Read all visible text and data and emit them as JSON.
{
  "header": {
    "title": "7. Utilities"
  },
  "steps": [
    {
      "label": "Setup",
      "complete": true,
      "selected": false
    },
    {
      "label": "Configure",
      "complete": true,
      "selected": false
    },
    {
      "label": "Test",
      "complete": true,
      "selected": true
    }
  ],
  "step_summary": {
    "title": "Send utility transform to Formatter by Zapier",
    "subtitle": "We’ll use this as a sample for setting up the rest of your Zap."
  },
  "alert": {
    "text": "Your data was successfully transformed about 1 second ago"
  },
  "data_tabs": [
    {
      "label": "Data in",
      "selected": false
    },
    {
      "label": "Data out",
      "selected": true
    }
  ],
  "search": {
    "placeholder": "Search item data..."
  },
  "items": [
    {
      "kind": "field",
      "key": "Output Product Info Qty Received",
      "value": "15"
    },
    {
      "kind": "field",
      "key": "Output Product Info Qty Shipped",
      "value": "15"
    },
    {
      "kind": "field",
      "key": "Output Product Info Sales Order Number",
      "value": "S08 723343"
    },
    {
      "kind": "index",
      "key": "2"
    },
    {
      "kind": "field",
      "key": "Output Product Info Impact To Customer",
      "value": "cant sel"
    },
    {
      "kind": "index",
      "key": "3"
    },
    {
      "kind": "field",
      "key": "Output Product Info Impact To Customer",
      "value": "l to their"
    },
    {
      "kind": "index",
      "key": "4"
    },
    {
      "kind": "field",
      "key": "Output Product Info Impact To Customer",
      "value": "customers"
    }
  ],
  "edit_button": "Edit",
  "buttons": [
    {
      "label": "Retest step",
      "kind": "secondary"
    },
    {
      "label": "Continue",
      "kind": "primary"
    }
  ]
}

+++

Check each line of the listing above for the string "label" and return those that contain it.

[Solved exercise]
      "label": "Setup",
      "label": "Configure",
      "label": "Test",
      "label": "Data in",
      "label": "Data out",
      "label": "Retest step",
      "label": "Continue",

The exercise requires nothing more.